As soon as two pheran clad men, a father-son duo, lift the shutters of their 200-year-old Harissa eatery in the Himalayan region of Kashmir, a troupe of customers line up outside the shop. An old man sporting a skull cap seated cross-legged in the raised corner of the shop exchanges a welcome smile with new entrants. With 60 years of experience in Harissa making, 80-year-old Ghulam Mohammad keenly watches his 45-year-old son Zahoor Ahmad Bhat serve the most cherished winter delicacy to customers.
Harissa eatery in the downtown area of Srinagar has a centuries-old legacy, where customers either book their orders days before or queue up outside the shop by dawn. With the temperatures plummeting to sub-zero levels during the winters, the craze for Bhat’s seasonal speciality runs high. Harissa lovers from the city and other parts of the valley throng the age-old shop.
“We left as early as 7 am on this cold morning to grab our share of Harissa from the eatery,” says Saim Ali, who is with his cousin Munawar Hussain, from Saidakadal neighbourhood feasting on the winter delicacy in the eatery. “We usually save our pocket money to taste this food. Eating Harissa in the morning has altogether a different soulful taste,” Munawar adds.
Ghulam Mohammad who started to make Harissa with his father at the age of 18, says that his ancestral shop has a legacy of serving the winter delicacy to many prominent personalities. From political figures to Bollywood celebrities, many people have cherished this winter treat, claims Bhat. Apart from the local political leaders, the veteran Harissa maker claims to have made Harissa for Salman bin Abdulaziz Al Saud, King of Saudi Arabia. He adds that once when the shop was run by his father, Bollywood star Dilip Kumar also visited the eatery to taste the delicacy.
Harissa is a yummy mood elevator, which is also nutritious. Best served steaming hot on plates sprinkled with saffron, Kebab, Methi and edible oil, it is made from fresh boneless meat, wheat, mung bean, rice and a variety of spices. Traditionally eaten on the pieces or crumbles of Kandar Kchout or Lawassa (Bread), the dish proves to be one of the best delicacies in winters. The harsh cold provides the perfect environment for intricately prepared meat delicacy. Initially limited to the towns and the city, the consumption of Harissa is on the rise in the countryside, too.

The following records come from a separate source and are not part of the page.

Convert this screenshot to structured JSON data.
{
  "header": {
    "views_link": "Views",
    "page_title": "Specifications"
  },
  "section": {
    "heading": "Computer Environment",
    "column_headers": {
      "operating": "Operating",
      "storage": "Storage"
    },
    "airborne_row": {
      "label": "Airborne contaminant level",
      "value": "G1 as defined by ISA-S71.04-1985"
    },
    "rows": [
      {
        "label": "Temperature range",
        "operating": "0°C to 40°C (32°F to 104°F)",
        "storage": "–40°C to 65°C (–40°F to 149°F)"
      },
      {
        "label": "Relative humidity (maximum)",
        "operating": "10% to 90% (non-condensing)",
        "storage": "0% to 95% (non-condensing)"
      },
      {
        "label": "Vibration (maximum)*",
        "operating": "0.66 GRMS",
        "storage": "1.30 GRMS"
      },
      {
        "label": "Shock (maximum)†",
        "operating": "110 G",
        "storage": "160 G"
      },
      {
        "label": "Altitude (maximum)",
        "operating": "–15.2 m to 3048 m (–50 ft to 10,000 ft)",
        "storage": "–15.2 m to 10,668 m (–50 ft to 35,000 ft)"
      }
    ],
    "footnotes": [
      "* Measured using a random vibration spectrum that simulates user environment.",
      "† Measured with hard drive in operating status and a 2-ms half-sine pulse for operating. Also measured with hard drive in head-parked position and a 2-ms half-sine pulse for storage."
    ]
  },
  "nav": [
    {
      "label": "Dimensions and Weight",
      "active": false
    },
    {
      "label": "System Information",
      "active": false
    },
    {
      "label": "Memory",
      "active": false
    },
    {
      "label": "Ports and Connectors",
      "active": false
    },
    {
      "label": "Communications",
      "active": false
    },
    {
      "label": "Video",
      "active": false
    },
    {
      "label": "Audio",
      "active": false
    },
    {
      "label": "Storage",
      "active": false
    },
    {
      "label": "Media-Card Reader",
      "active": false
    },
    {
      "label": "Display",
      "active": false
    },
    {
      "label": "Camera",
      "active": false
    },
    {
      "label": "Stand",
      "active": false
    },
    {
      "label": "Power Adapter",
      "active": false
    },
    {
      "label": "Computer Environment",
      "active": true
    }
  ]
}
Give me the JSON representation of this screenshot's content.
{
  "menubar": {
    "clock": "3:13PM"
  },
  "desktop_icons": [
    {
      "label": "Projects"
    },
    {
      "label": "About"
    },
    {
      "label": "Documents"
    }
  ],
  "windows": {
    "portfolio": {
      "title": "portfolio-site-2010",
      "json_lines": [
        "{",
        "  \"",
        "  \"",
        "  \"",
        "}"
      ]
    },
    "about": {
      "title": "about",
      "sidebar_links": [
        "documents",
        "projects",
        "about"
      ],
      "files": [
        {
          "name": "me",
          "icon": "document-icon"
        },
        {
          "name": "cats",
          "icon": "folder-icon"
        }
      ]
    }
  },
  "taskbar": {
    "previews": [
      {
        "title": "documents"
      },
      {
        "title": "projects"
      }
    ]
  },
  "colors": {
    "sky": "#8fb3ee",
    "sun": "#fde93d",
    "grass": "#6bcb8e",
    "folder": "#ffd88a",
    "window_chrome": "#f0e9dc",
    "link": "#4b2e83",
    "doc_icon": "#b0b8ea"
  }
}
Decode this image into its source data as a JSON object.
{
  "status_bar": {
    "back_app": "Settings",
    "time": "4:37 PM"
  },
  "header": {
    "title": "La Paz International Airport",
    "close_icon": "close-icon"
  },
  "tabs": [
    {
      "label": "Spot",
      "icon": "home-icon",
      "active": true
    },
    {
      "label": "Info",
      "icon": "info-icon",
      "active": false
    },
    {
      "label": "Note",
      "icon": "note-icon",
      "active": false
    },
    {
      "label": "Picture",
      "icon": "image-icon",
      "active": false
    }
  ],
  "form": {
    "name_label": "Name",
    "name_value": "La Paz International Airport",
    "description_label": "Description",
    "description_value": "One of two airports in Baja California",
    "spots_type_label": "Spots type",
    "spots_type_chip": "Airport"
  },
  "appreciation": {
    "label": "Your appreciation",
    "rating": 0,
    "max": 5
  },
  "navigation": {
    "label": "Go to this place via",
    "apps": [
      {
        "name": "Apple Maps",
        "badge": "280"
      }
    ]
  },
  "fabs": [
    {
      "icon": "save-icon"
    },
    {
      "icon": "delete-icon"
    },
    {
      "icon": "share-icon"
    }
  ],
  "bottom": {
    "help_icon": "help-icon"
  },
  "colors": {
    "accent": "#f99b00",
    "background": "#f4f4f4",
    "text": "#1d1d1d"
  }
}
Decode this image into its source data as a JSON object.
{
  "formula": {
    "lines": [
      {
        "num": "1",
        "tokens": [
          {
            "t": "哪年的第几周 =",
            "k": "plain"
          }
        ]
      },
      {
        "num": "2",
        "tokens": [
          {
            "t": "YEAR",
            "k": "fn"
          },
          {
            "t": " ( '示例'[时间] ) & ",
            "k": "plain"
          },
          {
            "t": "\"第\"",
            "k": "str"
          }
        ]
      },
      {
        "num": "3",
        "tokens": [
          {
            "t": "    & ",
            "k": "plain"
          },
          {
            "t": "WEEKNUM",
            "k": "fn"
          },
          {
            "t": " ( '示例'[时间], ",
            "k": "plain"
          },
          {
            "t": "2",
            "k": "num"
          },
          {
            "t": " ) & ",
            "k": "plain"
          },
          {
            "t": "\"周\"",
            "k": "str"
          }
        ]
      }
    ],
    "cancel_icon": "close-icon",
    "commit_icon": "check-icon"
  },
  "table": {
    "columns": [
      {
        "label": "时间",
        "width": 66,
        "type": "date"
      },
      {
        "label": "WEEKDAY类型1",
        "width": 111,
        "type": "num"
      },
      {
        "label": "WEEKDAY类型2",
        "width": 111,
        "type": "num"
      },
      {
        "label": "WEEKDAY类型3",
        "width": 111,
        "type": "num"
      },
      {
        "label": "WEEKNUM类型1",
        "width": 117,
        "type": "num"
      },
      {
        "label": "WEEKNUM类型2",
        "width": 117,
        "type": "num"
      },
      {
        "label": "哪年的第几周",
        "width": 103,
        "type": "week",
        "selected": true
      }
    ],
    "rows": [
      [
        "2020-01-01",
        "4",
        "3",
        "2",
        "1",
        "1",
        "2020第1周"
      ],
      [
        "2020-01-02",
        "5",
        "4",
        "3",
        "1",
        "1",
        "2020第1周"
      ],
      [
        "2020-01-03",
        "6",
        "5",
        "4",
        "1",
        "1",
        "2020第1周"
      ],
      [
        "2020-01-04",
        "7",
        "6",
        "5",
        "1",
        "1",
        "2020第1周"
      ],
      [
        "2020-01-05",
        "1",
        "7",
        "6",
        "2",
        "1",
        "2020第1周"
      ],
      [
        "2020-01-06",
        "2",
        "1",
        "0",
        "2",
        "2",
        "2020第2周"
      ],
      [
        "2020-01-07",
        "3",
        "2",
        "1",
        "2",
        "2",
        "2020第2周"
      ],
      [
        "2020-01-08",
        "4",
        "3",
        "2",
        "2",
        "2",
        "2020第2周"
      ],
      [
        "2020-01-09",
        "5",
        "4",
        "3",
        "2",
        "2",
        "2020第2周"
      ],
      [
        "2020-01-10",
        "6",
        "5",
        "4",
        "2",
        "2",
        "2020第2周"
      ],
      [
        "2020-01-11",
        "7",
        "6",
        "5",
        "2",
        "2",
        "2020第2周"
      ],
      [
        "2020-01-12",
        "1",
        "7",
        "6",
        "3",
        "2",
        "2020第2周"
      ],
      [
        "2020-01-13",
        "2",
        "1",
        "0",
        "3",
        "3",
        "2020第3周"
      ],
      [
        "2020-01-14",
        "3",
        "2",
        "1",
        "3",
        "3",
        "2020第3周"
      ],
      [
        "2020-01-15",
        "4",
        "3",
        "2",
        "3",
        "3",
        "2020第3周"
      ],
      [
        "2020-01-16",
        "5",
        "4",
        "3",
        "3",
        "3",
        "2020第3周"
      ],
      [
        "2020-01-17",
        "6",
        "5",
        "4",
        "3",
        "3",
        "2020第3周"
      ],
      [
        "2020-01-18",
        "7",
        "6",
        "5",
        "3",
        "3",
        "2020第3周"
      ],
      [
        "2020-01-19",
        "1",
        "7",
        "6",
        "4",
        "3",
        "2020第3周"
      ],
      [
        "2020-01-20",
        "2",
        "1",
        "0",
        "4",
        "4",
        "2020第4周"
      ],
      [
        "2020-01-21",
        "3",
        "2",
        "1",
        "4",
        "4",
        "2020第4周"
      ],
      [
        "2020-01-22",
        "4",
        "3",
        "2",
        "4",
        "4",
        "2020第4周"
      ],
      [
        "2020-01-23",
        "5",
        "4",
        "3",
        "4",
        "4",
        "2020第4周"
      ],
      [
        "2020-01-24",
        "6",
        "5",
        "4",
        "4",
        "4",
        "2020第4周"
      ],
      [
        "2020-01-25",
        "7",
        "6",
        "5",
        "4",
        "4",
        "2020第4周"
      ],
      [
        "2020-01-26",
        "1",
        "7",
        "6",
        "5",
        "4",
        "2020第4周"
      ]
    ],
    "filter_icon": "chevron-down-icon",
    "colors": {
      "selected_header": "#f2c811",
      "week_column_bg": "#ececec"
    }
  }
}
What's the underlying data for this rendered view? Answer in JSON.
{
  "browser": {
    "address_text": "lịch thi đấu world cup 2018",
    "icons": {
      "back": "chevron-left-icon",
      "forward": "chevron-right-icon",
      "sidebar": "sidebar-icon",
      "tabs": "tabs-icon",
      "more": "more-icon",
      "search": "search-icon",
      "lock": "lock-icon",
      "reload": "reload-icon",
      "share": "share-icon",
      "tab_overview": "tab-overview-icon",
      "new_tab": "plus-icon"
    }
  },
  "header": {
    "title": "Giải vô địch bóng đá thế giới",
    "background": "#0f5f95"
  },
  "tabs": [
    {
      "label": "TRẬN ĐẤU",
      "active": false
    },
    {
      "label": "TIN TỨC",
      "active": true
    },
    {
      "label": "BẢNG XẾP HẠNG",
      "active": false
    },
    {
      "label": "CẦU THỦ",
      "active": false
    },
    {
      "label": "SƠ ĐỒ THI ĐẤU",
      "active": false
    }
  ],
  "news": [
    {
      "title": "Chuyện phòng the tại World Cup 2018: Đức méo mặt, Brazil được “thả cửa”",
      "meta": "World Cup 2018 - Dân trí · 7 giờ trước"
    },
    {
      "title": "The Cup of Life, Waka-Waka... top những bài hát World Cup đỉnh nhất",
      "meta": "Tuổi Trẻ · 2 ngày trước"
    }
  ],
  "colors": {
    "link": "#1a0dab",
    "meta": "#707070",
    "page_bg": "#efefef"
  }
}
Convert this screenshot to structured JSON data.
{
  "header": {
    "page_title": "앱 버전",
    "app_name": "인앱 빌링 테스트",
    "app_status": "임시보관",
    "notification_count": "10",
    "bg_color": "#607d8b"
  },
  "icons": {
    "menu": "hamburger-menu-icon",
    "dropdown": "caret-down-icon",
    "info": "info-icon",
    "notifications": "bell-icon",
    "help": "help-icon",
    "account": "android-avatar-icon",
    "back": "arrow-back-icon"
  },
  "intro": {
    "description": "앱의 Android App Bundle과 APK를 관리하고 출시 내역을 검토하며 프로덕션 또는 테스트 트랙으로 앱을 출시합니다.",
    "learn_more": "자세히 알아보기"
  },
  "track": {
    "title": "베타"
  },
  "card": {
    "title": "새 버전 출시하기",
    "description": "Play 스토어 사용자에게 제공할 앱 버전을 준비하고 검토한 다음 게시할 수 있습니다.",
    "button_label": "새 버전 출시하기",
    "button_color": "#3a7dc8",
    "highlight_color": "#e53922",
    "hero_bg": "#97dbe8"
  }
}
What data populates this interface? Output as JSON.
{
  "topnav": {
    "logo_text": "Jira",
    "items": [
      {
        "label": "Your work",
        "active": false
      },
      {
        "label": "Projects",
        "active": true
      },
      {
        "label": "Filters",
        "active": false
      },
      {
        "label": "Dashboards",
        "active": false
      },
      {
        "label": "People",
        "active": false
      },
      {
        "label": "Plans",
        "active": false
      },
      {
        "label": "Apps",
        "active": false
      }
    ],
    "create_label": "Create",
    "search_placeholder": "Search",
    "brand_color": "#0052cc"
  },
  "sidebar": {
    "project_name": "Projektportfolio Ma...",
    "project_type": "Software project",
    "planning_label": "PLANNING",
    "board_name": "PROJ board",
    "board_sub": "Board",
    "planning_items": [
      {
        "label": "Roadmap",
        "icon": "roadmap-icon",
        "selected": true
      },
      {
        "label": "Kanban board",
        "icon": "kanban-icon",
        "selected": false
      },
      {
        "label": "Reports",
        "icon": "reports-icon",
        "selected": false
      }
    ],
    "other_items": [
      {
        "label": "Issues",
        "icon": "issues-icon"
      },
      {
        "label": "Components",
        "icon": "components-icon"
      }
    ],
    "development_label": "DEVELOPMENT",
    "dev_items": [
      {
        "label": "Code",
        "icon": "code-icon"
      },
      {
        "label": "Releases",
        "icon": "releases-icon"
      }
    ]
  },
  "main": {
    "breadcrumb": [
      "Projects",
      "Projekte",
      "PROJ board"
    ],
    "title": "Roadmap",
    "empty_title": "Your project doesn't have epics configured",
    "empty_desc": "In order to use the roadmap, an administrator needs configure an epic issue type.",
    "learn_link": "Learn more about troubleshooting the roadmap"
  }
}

Secret Behind The Flavour: Hard Work
“It takes our blood, energy and time to cook the speciality. Our work starts at 2 pm and ends by 5 am the next morning,” says the octogenarian, Bhat. The process starts with chopping the lamb. A large earthen pot is then used to cook the lamb chops on a slow flame. Earthen matka is kept on flame till the bones start separating from the mutton and it becomes meshable.
According to Ghulam Mohammad, the removal of bones from the mutton is one of the skilful tasks in the making of Harissa. Even if a small bone remains in the meat, the whole Harissa gets ruined, he adds.
In another earthen vessel in the pantry, rice cooked on slow flame is added to the soft mutton. A blend of spices like cloves, cardamom and fennel seeds are mixed with the cooked mutton and rice. The mixture is then shifted into a large copper vessel where it is continuously pounded till it turns to a paste, says Bhat.
We use a special kind of equipment to pound the mixture. Made from a wooden stick with a claw-like structure in the front, the pounding stick is known as panje or claws in local parlance. Panje is used to blend all the ingredients of the mixture, he adds.
As per the veteran Harissa-maker, Ghulam Mohammad uses about 60 kg of quality mutton to prepare around 45 to 50 kg of Harissa daily.
“Till recently, we used to sell a kilogram of Harissa for Rs 700 to Rs 800. As the input cost has increased,” he says.
Inside the pantry of the age-old eatery are at least five large earthen pots, a few small vessels all used in the preparation of this delicacy. Three small vessels filled with complimentary Methi Maaz, Kebab, hot oil respectively, a large earthen matka stuffed with steaming Harissa and stacks of beautifully designed copper plates, or Kandkari plates, are arranged in a pattern near the counter.
Playing the sweetest tunes from local Kashmiri music in the background, the eatery presents a mix of modern and medieval feel. While the alleys and streets outside the shop are astir for the gushes of blowing cold, Ghulam Mohammad and his son continue to serve the tastebud-teasing steaming Harissa topped with Methi maaz, Kebab, Pampori Saffron and hot oil.
(Written by Nasir Yousufi; Edited by Yoshita Rao)